DATA FOR REVIEW —
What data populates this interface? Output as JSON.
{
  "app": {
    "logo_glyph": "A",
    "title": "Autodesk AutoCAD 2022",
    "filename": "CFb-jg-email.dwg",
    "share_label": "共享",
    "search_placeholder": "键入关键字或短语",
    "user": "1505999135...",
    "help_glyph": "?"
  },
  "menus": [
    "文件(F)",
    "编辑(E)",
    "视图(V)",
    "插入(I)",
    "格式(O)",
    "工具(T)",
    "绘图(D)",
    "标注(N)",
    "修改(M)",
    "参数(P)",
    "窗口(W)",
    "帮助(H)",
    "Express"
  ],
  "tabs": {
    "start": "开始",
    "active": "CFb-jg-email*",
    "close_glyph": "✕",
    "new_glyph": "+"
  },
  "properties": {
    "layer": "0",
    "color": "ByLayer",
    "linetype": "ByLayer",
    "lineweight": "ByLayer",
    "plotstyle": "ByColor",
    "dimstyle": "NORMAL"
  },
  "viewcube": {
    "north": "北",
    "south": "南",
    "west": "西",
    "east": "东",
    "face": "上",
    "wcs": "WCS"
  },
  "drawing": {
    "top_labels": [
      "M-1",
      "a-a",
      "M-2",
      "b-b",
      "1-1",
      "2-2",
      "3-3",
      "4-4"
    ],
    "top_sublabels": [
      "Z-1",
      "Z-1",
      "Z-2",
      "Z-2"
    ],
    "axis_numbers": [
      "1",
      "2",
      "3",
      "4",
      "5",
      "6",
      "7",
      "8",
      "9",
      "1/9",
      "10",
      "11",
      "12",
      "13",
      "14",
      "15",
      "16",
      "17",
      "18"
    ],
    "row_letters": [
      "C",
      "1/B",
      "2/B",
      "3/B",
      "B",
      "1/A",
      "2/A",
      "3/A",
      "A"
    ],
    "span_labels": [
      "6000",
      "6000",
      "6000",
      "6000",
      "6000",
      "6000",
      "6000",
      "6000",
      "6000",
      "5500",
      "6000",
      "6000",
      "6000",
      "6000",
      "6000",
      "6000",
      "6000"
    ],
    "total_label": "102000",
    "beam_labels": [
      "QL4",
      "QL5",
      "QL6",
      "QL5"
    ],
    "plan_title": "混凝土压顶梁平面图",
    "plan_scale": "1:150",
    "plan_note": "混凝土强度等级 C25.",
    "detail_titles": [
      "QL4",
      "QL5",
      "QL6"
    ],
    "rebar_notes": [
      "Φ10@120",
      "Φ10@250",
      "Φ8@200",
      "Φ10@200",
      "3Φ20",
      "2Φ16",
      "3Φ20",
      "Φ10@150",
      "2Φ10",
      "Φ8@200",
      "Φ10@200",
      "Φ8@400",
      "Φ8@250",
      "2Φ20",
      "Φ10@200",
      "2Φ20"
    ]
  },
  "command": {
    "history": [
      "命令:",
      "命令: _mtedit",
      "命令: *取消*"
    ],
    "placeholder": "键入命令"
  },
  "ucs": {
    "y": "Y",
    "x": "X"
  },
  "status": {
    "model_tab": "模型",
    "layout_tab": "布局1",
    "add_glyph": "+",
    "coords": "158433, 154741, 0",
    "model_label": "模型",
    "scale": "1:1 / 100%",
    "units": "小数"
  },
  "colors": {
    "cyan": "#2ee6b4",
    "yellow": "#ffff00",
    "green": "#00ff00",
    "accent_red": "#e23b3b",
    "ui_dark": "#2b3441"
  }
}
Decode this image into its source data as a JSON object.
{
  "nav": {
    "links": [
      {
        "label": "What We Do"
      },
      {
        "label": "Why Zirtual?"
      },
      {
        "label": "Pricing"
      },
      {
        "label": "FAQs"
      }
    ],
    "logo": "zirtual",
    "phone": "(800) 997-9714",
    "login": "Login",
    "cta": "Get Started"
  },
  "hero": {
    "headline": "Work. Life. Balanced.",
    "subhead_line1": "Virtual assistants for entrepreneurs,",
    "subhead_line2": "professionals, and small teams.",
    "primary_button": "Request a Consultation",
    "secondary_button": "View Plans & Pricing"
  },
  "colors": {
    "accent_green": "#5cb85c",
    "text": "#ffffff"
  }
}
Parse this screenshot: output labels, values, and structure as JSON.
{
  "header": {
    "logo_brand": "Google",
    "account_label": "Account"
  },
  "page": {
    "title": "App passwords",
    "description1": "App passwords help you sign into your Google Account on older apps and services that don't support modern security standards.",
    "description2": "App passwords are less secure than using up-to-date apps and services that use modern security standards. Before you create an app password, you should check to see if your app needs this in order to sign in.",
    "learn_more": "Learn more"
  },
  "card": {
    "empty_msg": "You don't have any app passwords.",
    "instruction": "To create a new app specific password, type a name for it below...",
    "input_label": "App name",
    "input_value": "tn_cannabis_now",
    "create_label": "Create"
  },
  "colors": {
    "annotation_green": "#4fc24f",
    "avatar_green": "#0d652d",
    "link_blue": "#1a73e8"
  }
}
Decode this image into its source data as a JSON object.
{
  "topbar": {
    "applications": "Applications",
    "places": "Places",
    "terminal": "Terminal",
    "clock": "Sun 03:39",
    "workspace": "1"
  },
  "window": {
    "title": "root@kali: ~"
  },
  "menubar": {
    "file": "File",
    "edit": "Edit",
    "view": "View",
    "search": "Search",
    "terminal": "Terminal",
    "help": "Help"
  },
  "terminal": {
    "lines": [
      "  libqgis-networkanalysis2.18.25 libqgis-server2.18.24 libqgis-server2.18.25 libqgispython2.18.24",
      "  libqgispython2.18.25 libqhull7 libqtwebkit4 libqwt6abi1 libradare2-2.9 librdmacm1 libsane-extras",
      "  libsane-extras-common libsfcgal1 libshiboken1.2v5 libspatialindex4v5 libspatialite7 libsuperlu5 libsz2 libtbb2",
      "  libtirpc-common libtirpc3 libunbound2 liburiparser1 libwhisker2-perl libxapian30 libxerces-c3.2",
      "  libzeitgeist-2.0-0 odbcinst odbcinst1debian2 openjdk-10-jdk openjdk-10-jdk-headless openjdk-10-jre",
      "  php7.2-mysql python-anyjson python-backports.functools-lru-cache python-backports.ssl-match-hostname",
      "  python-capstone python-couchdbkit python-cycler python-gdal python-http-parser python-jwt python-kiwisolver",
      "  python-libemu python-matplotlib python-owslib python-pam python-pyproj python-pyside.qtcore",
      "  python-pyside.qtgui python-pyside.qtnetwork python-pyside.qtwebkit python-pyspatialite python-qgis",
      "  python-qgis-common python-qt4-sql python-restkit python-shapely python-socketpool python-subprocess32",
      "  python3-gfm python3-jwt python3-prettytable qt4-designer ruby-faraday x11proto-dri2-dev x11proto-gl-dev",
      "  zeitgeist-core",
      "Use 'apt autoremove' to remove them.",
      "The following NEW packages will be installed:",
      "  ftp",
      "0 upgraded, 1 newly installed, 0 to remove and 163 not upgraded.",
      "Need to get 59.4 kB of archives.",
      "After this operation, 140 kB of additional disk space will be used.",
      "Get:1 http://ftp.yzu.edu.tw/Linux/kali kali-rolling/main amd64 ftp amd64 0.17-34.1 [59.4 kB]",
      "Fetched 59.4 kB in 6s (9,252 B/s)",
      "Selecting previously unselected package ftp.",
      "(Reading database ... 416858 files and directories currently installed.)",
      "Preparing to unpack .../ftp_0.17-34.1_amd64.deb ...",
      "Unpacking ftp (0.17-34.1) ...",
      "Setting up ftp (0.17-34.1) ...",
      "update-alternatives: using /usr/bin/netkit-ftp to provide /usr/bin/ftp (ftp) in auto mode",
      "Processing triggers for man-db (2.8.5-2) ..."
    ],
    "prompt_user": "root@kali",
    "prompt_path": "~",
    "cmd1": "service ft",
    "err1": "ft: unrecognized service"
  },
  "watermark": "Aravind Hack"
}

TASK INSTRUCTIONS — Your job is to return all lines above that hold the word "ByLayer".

COMPLETED TASK —
    "color": "ByLayer",
    "linetype": "ByLayer",
    "lineweight": "ByLayer",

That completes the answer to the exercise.